“This is the best wall you can buy for an earthquake zone,” he said.

When asked directly about walls he worked on that failed, he said there were four of them, and they all didn’t tie into the Aquitard correctly.

The crowd also had concerns about plans from developer Mick Ruis to purchase the land from Glencore and turn the property outside of the landfills and former plant site into housing.

Who would be responsible if the homes were found to be contaminated in future years?

Dorrington said the EPA under Superfund centers on cleanup of the site and the appropriateness of housing is dependent on local government and zoning controls.

There would certainly be lifelong restrictions on development of any sort on 202 acres of landfills that currently exist on the site, he said.

But Deming noted that the slurry wall projects in New Jersey and Baltimore did have buildings either adjacent to or directly on top of the projects.

If Ruis were to develop the property, much of it is outside of the polluted areas and he’s said no houses would be built in contaminated areas. The site is 2,400 acres total, with a little less than half being part of the Superfund site.

Contamination for example, wasn’t found in wells in Aluminum City, which is housing adjacent to the site, after 10 years of testing.
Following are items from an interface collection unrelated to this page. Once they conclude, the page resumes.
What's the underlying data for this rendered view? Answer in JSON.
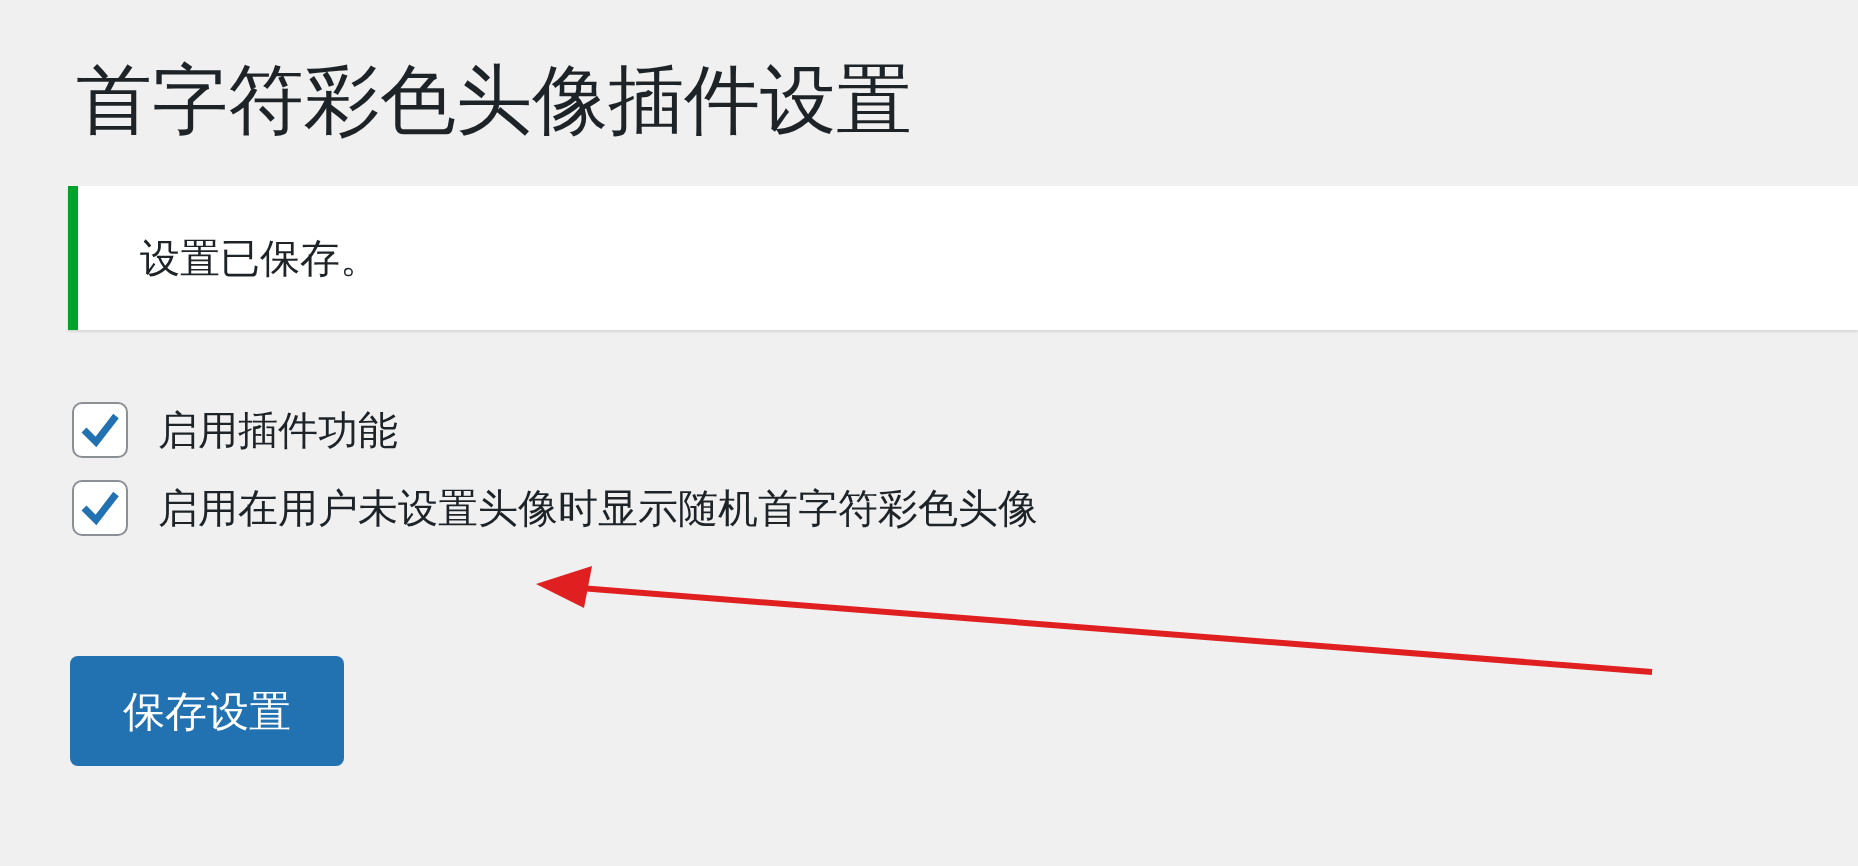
{
  "title": "首字符彩色头像插件设置",
  "notice": {
    "text": "设置已保存。"
  },
  "options": [
    {
      "label": "启用插件功能",
      "checked": true
    },
    {
      "label": "启用在用户未设置头像时显示随机首字符彩色头像",
      "checked": true
    }
  ],
  "save_button": "保存设置"
}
The next step in the process is the release of the Record of Decision, but when that will come, Dorrington couldn’t say. It is apparently waiting for a decision by the EPA’s regional offices.

Politics could also be coming into play, as Montana Sen. Jon Tester recently wrote a letter to the EPA with concerns about “waste in place” plans not only at the CFAC site, but at other dumps in Montana.

Tester said in March  the EPA wasn’t “listening to the people on the ground” when it came to cleaning up toxic waste dumps across the state. He recently wrote a letter to EPA brass where he was critical of its “waste in place” strategy for several Superfund sites in Montana, including CFAC.

He said during a conference call with reporters at the time that he hoped to get EPA Administrator Michael S. Regan to visit Montana and listen to community concerns, including those in Butte, Missoula and Columbia Falls.

So far, that hasn’t happened, but public interest has zoomed upward since a group of Flathead Valley residents formed the Coalition for a Clean CFAC and began a petition drive against a “waste in place” solution.

The Superfund process has been ongoing since 2016, but few people ever attended the EPA’s meetings over the years, until now.

Last week’s meetings hosted capacity crowds and nearly everyone had concerns about the cleanup.